My first boss was an alumnus of India’s Harvard University for Sales – Eureka Forbes. In slow months when the month-end target loomed overhead like Gabbar’s sword over Thakur’s hands, we would go cold calling. While on such cold calls, waiting outside office cabins, we would see the Purchase Manager through the plexiglass screen, busy, shuffling papers, barking instructions to his staff. And we would wait just to catch his eye, get some face time to make our sales pitch. At times, it would take us multiple visits to get through, but most often, we would move on to knock on new doors.
Well, this not unlike the multitude of banner ads that pop up on screens – waiting to catch your eye, waiting for you to click, fill in a form or do whatever. The banners come knock, knock, knocking on your browser doors. These banners – new age salesmen – are more persistent than the intrepid salesman of yore. And of course there is a lot of science and math behind them. What started with simply tracking browsing behaviour is now powered by complex math with programmatic, predictive modeling, AI and a lot more thrown in. Many marketing organisations now house data scientists and a model is not just someone pretty staring in the agency’s 30 second magnum opus. Math, it may seem, is the marketer’s new meth.

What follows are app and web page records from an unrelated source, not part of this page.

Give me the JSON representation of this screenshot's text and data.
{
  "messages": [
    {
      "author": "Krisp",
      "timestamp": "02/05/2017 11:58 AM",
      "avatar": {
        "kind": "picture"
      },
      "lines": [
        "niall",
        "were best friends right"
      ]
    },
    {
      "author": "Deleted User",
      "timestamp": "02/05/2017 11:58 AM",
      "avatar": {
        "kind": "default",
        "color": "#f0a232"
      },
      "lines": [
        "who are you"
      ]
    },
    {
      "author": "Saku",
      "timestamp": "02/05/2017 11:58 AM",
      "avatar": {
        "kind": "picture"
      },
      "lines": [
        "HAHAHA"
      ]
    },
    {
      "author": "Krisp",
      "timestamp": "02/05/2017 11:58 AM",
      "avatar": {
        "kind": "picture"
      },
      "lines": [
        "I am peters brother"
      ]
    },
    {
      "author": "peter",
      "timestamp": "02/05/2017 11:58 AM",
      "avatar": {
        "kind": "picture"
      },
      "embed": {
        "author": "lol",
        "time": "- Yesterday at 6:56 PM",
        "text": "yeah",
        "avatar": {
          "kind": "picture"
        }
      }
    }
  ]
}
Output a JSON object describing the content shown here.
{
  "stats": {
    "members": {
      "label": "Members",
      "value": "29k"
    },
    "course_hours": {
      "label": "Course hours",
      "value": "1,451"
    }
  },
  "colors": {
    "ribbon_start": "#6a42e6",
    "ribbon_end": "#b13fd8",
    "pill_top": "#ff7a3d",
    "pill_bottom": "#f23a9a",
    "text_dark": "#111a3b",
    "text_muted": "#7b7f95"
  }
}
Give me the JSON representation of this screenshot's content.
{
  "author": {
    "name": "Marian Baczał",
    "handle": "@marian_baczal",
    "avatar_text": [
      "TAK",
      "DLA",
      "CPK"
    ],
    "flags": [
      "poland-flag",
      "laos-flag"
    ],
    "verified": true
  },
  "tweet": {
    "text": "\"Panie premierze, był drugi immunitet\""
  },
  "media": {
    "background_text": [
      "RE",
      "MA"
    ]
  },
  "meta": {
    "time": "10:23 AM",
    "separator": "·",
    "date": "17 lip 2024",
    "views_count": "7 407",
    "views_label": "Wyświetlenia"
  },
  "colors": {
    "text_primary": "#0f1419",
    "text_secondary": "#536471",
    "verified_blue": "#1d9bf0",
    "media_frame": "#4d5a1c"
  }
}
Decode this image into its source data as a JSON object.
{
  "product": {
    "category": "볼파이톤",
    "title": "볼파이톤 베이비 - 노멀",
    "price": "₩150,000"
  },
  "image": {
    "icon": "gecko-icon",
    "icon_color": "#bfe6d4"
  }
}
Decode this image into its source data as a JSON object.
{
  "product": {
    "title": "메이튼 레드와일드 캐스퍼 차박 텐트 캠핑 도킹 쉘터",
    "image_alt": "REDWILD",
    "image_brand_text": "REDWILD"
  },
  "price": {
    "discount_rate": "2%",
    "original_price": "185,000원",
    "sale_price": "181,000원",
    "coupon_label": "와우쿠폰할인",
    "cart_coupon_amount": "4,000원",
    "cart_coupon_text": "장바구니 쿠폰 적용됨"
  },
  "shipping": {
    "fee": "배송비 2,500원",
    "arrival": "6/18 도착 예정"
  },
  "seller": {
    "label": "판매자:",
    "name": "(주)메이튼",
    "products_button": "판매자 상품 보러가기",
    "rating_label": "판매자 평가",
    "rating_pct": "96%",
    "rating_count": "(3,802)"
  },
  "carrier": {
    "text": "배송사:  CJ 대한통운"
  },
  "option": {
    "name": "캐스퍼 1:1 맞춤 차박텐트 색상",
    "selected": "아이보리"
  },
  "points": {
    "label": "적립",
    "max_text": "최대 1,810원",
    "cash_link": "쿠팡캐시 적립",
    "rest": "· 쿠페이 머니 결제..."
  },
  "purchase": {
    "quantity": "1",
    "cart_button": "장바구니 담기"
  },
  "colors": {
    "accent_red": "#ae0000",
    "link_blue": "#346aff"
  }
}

In the midst of its haze, it’s important to remember that advertising, even digital, is targeted at real people. Hence, it may be useful (and indeed amusing) to imagine digital ad formats and interactions like real human beings with real world interactions.
For instance, consider the page takeover ad format. Imagine, on a relaxed Sunday morning, you are on your couch sipping a hot tumbler of coffee, reading J. Mathrubootham’s rants in The Hindu. And a salesman pops out of the newspaper completely blocking your view. In your exasperation (and some spilt coffee) that salesman will end up with a black eye. But over the internet, many media companies sell the takeover ad format and many advertisers buy them, despite no foolproof way to differentiate genuine CTRs from the ones generated through an exasperated hunt for the close button.
Or consider geo-targeted advertising where consumer interest, combined with telecom data and live GPS coordinates, is used to target in real time. What may be termed stalking in real life is called geo-targeted re-marketing online! (Its intensity, sometimes, could put the Vodafone pug to shame).
What’s sold as native advertising by many publishers is something that’s disguised as the article the consumer was reading and cons him/her into clicking it. In the real world, even India’s most pro-advertiser newspaper identifies such content as advertorials. But many advertisers accept it unquestioningly for online advertising despite no foolproof way to isolate genuine CTRs from the conned ones.
It’s no surprise that more and more consumers are opting for ad blockers and governments are pushing regulations to protect its citizens’ privacy.
Behind the alphabet soup of jargon thrown by digital gurus, its worthwhile remembering that marketing over the digital medium is simply another way to reach your consumer. There is nothing called digital marketing, it’s plain ol’ marketing on a different medium.
Of course, no Luddite is a marketer. So, while analytics and all the math definitely help with sharper targeting and optimising the delivery, the messaging still holds the key. Going back to the example of knocking on doors, while the math helps identify the right door to knock on, once the door opens, the story gets you the sale.
Proponents of automation may argue that the math can also develop and deliver different messages to different segments, or in fact claim that it might help target the ‘segment of one’ – Marketing’s Holy Grail. In practice, however, it’s an automaton which deploys, adjusts and re-deploys from a defined set of messages. Unfortunately, many confuse efficiency driving tactics with strategy.
What story is told and how it’s told is where marketing magic unfolds. The leap from data to insight to sparkling creative ideas like ‘It’s a Tide Ad’ or ‘Volvo Interception’, have no algorithms. The recent Google and Ogilvy partnership – the ‘Creative Intelligence Partnership’ – seems to be an attempt to straddle the two worlds.
But finally, a robust strategy, staying rooted to the brand’s proposition and a relentless pursuit of consumer insights are probably the only things marketers should stay addicted to.
First published here.